CHICAGO—In response to increased virtual activity during the coronavirus pandemic, Prevent Blindness, the nation's leading volunteer eye health and safety organization dedicated to fighting blindness and saving sight, today launched Screen Time-Out, an awareness campaign to encourage Americans, especially parents of young children, to introduce regular screen breaks into their daily routines. During work, school and even personal downtime, people spend as much as 12 hours a day in front of a digital screen, according to an announcement from Prevent Blindness.

This amount of screen time exacerbates the risk of digital eye strain, also known as computer vision syndrome, especially for children whose eyes are still developing, according to the Prevent Blindness announcement.

Symptoms may include tired, burning or itching eyes, dry eyes, blurred vision and/or headache. The risk of digital eye strain has recently risen to a mounting level in the U.S. during the coronavirus pandemic, with 53 percent of respondents in a recent survey feeling burnout on screens over the last few months.
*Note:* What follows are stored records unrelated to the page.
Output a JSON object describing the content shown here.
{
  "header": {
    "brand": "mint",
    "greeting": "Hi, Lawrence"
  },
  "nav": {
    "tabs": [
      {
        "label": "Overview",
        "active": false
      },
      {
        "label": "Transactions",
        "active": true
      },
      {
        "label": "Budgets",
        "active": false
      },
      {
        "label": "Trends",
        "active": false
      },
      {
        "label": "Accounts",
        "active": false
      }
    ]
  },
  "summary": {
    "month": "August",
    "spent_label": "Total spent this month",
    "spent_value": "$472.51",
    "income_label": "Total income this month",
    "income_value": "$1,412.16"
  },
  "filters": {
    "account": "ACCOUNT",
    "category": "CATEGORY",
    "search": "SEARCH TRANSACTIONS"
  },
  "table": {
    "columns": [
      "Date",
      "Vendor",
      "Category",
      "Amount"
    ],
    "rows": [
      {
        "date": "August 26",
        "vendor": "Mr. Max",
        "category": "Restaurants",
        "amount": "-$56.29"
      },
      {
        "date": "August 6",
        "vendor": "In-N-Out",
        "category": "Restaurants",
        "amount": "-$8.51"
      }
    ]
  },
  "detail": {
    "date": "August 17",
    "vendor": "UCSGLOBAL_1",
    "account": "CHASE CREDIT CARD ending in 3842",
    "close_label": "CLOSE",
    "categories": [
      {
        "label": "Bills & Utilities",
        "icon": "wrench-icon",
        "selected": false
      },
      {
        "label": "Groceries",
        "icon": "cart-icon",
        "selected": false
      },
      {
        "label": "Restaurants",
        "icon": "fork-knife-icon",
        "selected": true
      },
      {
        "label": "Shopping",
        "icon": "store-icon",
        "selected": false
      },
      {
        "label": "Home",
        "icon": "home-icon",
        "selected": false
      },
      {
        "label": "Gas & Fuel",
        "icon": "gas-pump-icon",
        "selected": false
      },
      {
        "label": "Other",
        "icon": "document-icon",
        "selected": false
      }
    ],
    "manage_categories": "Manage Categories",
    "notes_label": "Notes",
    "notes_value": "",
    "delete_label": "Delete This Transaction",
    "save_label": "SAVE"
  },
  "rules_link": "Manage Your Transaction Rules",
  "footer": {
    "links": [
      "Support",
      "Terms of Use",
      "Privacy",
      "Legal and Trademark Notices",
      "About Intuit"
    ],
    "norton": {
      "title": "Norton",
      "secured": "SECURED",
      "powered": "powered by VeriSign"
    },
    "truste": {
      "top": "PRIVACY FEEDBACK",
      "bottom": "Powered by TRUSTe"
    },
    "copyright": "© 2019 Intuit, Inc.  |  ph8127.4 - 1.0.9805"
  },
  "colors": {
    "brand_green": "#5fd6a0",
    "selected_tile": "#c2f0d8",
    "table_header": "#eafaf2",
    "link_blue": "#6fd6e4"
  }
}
“At Prevent Blindness, we are concerned about people spending more and more time in front of our screens," Prevent Blindness president and chief executive Jeff Todd said in the announcement. "As an organization dedicated to ensuring everyone has a lifetime of healthy vision, the Screen Time-Out campaign is meant to educate people and reduce the risk of eye strain, starting with the youngest among us.”

The Screen Time-Out campaign will live on social media—Facebook, Instagram and Pinterest—where device users are already spending a lot of their recreational screen time.

According to a recent survey of American eyecare professionals, 64 percent of respondents have seen an increase in patients having issues due to more screen time. Sixty-eight percent said they have seen those issues in both children and adults.

"Digital eye strain has been a rising modern threat to people of all ages, and it is linked to myriad issues, including eye development and nearsightedness," said Dr. Linda Chous, pediatric optometrist. "It is important now more than ever to be mindful of how much time we spend with screens and take steps to reduce the impact of digital eye strain."

To reduce eye strain, Prevent Blindness recommends children and adults take regular breaks using the 20-20-20 rule: every 20 minutes, shift eyes away from the screen to look at an object at least 20 feet away for at least 20 seconds.

Other tips to avoid eye strain from the American Academy of Ophthalmology include:

• Use artificial tears to refresh eyes when they feel dry. Consider using a humidifier to add moisture to the air.

• Wear prescribed computer eyeglasses that allow eyes to focus specifically at computer screen distance (intermediate distance, which is about 20 to 26 inches away from the face).

• Adjust screen brightness to match the level of light in the room. Also, try increasing the contrast on the screen to reduce eye strain.

• Use a glare screen on the device.

• Sit about 25 inches from the screen and adjust the screen height to look slightly downward.

For more information about Screen Time-Out and Prevent Blindness, visit the site here.